SEATTLE — Three familiar faces were back in the Rays’ clubhouse Thursday, as catcher Francisco Mejia, pitching coach Kyle Snyder and bench coach Matt Quatraro returned from COVID-19-related absences.
Mejia, who tested positive after the team’s April 20 return from Chicago, said he had a few rough days battling the virus.
“I feel good. Thank God I’m back,” he said via team interpreter Manny Navarro. “At first, I thought it was just a little bit of a sore throat, a little sickness, but it got me.”
Mejia was surprised to test positive as he had received the initial vaccines, as well as the booster. He said he felt bad for five-six days, primarily due to a combination of sore throat and upset stomach. “It was just more so that I couldn’t eat,” he said. “That was the problem.”
Mejia said he watched the games while he was out, enjoying focusing on the situations and strategy, as well as one benefit of not being in the action: “I yell at the umpires every time I’m watching the game.”
After being cleared over the weekend to return, Mejia played two days with the extended spring team. Though Rene Pinto filled in well, manager Kevin Cash said it was good to have Mejia back, and he is likely to start Friday.

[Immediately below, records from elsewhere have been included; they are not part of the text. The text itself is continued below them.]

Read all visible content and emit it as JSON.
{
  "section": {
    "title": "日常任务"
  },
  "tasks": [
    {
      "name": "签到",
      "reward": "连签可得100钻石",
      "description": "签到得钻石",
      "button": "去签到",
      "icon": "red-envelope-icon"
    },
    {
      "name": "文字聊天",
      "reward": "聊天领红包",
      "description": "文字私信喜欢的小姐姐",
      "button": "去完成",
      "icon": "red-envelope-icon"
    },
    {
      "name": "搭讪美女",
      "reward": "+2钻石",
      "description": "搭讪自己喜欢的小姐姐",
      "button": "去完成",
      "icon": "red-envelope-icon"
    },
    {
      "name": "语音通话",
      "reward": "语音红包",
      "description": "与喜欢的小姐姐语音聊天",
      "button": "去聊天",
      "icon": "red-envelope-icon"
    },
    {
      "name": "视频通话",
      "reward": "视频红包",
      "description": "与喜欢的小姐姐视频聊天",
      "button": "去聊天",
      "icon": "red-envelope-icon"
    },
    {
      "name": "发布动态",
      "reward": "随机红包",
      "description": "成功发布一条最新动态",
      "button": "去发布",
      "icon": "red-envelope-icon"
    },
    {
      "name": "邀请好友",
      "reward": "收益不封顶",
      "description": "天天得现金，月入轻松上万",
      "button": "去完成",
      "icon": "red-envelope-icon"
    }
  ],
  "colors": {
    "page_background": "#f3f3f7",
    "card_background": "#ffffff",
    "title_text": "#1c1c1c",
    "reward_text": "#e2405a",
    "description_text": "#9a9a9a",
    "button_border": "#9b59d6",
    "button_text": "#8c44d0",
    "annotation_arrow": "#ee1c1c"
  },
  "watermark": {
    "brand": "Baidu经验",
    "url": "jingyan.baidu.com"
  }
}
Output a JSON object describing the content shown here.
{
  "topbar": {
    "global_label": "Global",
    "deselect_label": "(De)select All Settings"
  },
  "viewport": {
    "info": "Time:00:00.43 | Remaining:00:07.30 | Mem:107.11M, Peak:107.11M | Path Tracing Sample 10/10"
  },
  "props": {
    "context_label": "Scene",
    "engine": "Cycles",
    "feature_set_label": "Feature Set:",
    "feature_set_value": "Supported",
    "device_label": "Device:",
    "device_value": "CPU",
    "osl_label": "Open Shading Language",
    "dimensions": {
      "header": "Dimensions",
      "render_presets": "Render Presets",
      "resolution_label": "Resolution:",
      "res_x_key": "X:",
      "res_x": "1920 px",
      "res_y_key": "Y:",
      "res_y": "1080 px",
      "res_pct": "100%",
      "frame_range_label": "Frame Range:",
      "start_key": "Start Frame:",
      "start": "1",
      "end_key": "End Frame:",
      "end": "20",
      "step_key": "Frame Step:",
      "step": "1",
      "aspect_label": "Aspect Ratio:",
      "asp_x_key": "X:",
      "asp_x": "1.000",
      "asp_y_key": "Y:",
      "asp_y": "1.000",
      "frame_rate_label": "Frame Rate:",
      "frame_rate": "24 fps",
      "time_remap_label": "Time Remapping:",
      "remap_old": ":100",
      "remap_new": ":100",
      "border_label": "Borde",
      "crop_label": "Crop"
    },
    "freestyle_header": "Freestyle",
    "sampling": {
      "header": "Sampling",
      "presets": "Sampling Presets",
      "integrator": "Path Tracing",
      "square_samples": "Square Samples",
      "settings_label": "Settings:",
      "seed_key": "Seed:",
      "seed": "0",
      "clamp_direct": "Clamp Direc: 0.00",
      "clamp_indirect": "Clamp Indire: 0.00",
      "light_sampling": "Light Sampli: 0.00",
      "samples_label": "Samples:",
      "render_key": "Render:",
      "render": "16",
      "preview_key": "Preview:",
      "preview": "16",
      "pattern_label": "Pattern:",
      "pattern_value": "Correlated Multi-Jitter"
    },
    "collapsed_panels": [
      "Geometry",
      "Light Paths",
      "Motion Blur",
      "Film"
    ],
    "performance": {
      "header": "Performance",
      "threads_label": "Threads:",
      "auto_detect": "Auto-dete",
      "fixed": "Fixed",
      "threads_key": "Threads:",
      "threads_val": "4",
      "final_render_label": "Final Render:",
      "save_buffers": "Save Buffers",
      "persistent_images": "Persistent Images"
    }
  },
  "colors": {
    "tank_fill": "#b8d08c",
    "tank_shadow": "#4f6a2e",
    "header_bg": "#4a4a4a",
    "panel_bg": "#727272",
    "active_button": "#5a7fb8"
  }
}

“It is good to see him, and he says that he feels fine,” Cash said. “I think he got beat up a little bit the first week with all this, but glad that we were able to get him his reps and now have him join us.”
Snyder and Quatraro, out since Saturday after testing positive, didn’t like having to tune in from home.
Snyder, whose symptoms were mild, said he is a “bad watcher,” frustrated by being away from the action and having no control over it. He anticipates it’s what it will be like for him once his 5-year-old starts playing ball.
Bad enough that Luke might have learned some new words from hearing his dad’s reactions? “Fortunately, he was asleep already,” Snyder said. “That was good.”
Cash said it was important to have the two key members of his staff back.
“It’s very valuable,” he said. “They’re part of the norm, so when they’re not around, it’s just different. Certainly glad to have them back, and I know the players are. … Q (Quatraro), just not having him around — and then the conversations that we have in the game — not having those the last three, four days, it’s been a little different.”
Bullpen coach Stan Boroski and field coordinator/catching coach Paul Hoover remain out. Rehab pitching coach Rick Knapp, who had been filling in for Snyder, will stay with the team a few more days.
Josh Fleming to mix things up
Josh Fleming, slated to pitch behind opener Matt Wisler Friday, said the key to changing his results is to mix up his pitch selection. Specifically, to make more use of his cutter and sweeping curve/slider — which he calls “The Chazzy,” since he learned the grip from ex-Ray Chaz Roe — and less of his sinker and changeup, feeling he was “a little too predictable” in his last outing, working with Pinto. “I just kind of fell in love with the sequence there early,” he said. “It sucks, as I have that power to shake and everything, and I just wouldn’t. And at the end of the day, it hurt us.”
Want more than just the box score?
Subscribe to our free Rays Report newsletter
You’re all signed up!
Want more of our free, weekly newsletters in your inbox? Let’s get started.Explore all your options
First baseman Ji-Man Choi, sidelined due to loose bodies in his right elbow, is “doing well,” Cash said, serving as the designated hitter in an extended spring game Thursday with plans to play first base Friday. He is eligible to come off the injured list Sunday. … Friday’s game won’t be shown by Bally Sports Sun, as it is another AppleTV+ exclusive. To watch for free, you need either the Apple TV+ app or an Apple ID to sign in to tv.apple.com. It is also available if you have a subscription to MLB.TV. ... First-pitch temperature was 52 degrees at T-Mobile Park, which had the retractable roof closed but has open sides.
• • •
Sign up for the Rays Report weekly newsletter to get fresh perspectives on the Tampa Bay Rays and the rest of the majors from sports columnist John Romano.